2'-Chloroflavone (CF) and 4'-CF were studied as inducers of cytochrome P-450-mediated monooxygenases in rat hepatic microsomes by comparison with phenobarbital (PB) and 3-methylcholanthrene (MC). As a result of interaction with the substrate 7-ethoxycoumarin (7-EC), 2'-CF-induced microsomes showed a difference spectrum different from usual type I, whereas 4'-CF-induced microsomes showed a typical type I spectrum. 2'-CF-induced microsomes increased the Vmax of aminopyrine (AM) N-demethylase activity about 1.6-fold while not affecting the apparent Km value. In contrast, 4'-CF-induced microsomes decreased the Km of 7-EC O-deethylase activity to about one fourth while significantly increasing the Vmax value. All the activities of AM N-demethylase, 7-EC O-deethylase and 6, 7-dimethoxycoumarin O-demethylase in 2'-CF-induced microsomes were inhibited strongly by metyrapone and SKF 525-A, and significantly by diphenhydramine. The three enzyme activities in 4'-CF-induced microsomes were inhibitied markedly by α-naphthoflavone and significantly by 2-bromo-4'-nitroacetophenone. These results further support the previous proposal that 2'-CF is a PB-type inducer of cytochrome P-450 while 4'-CF is a MC-type inducer.
Absorption of recombinant human granulocyte colony-stimulating factors (rhG-CSF) following intranasal administration of aqueous preparations containing rhG-CSF with or without dimethyl-β-cyclodextrin was investigated. It was found that rhG-CSF was absorbed and the total leukocyte numbers in peripheral blood markedly increased after intranasal instillation of rhG-CSF solution (pH 4) without excipients. Simultaneously administered dimethyl-β-cyclodextrin enhanced nasal absorption of rhG-CSF. Consequently, serum rhG-CSF concentrations and total leukocyte numbers were greatly increased.
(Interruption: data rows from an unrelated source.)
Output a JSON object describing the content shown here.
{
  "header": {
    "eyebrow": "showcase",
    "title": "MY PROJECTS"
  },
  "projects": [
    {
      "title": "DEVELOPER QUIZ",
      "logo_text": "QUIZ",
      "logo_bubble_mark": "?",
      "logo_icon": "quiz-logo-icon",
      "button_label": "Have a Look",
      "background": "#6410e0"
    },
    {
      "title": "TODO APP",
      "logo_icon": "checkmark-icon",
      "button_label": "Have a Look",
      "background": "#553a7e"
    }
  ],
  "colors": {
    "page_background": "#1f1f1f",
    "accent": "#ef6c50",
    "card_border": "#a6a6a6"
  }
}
Acetone alkylhydrazones were readily autooxidized to 2-alkylazo-2-propyl hydroperoxides, which were directly mutagenic in Salmonella typhimurium TA1535, TA100, TA102 and Escherichia coli WP2hcr-. The mechanism of this mutagenicity presumes that the hydroperoxides in aqueous solution decompose to alkyl diazonium ions which were observed in the alkylation of 4-(p-nitrobenzyl)pyridine, and also to hydroxyl radical which was detected by ESR.